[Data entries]
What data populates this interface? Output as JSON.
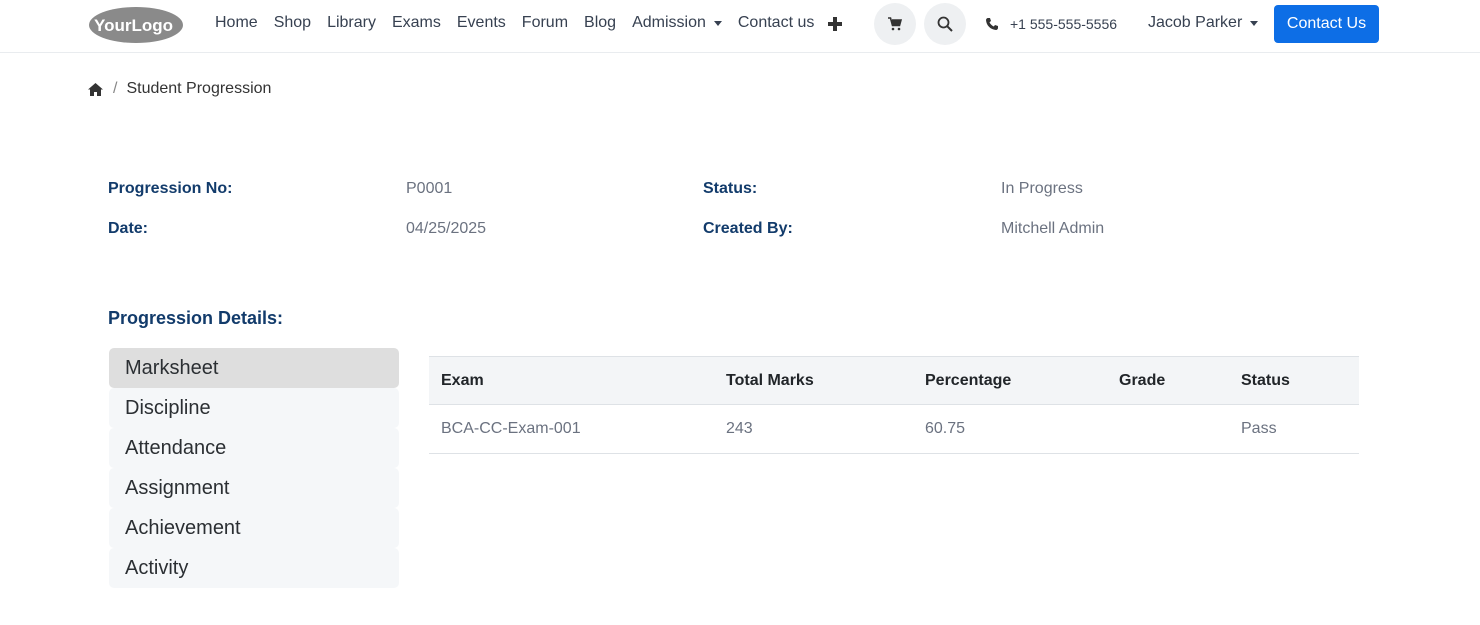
{
  "header": {
    "logo_text": "YourLogo",
    "nav": [
      {
        "label": "Home"
      },
      {
        "label": "Shop"
      },
      {
        "label": "Library"
      },
      {
        "label": "Exams"
      },
      {
        "label": "Events"
      },
      {
        "label": "Forum"
      },
      {
        "label": "Blog"
      },
      {
        "label": "Admission"
      },
      {
        "label": "Contact us"
      }
    ],
    "phone": "+1 555-555-5556",
    "user": "Jacob Parker",
    "cta": "Contact Us",
    "icons": [
      "plus-icon",
      "cart-icon",
      "search-icon",
      "phone-icon"
    ],
    "accent": "#0d6ee6"
  },
  "breadcrumb": {
    "current": "Student Progression"
  },
  "info": {
    "progression_no_label": "Progression No:",
    "progression_no": "P0001",
    "status_label": "Status:",
    "status": "In Progress",
    "date_label": "Date:",
    "date": "04/25/2025",
    "created_by_label": "Created By:",
    "created_by": "Mitchell Admin"
  },
  "details": {
    "title": "Progression Details:",
    "tabs": [
      {
        "label": "Marksheet"
      },
      {
        "label": "Discipline"
      },
      {
        "label": "Attendance"
      },
      {
        "label": "Assignment"
      },
      {
        "label": "Achievement"
      },
      {
        "label": "Activity"
      }
    ],
    "active_tab": "Marksheet"
  },
  "table": {
    "headers": [
      "Exam",
      "Total Marks",
      "Percentage",
      "Grade",
      "Status"
    ],
    "rows": [
      [
        "BCA-CC-Exam-001",
        "243",
        "60.75",
        "",
        "Pass"
      ]
    ]
  }
}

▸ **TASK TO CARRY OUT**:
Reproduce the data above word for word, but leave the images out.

▸ **ANSWER TO THIS EXERCISE**:
What data populates this interface? Output as JSON.
{
  "header": {
    "logo_text": "YourLogo",
    "nav": [
      {
        "label": "Home"
      },
      {
        "label": "Shop"
      },
      {
        "label": "Library"
      },
      {
        "label": "Exams"
      },
      {
        "label": "Events"
      },
      {
        "label": "Forum"
      },
      {
        "label": "Blog"
      },
      {
        "label": "Admission"
      },
      {
        "label": "Contact us"
      }
    ],
    "phone": "+1 555-555-5556",
    "user": "Jacob Parker",
    "cta": "Contact Us",
    "icons": [
      "plus-icon",
      "cart-icon",
      "search-icon",
      "phone-icon"
    ],
    "accent": "#0d6ee6"
  },
  "breadcrumb": {
    "current": "Student Progression"
  },
  "info": {
    "progression_no_label": "Progression No:",
    "progression_no": "P0001",
    "status_label": "Status:",
    "status": "In Progress",
    "date_label": "Date:",
    "date": "04/25/2025",
    "created_by_label": "Created By:",
    "created_by": "Mitchell Admin"
  },
  "details": {
    "title": "Progression Details:",
    "tabs": [
      {
        "label": "Marksheet"
      },
      {
        "label": "Discipline"
      },
      {
        "label": "Attendance"
      },
      {
        "label": "Assignment"
      },
      {
        "label": "Achievement"
      },
      {
        "label": "Activity"
      }
    ],
    "active_tab": "Marksheet"
  },
  "table": {
    "headers": [
      "Exam",
      "Total Marks",
      "Percentage",
      "Grade",
      "Status"
    ],
    "rows": [
      [
        "BCA-CC-Exam-001",
        "243",
        "60.75",
        "",
        "Pass"
      ]
    ]
  }
}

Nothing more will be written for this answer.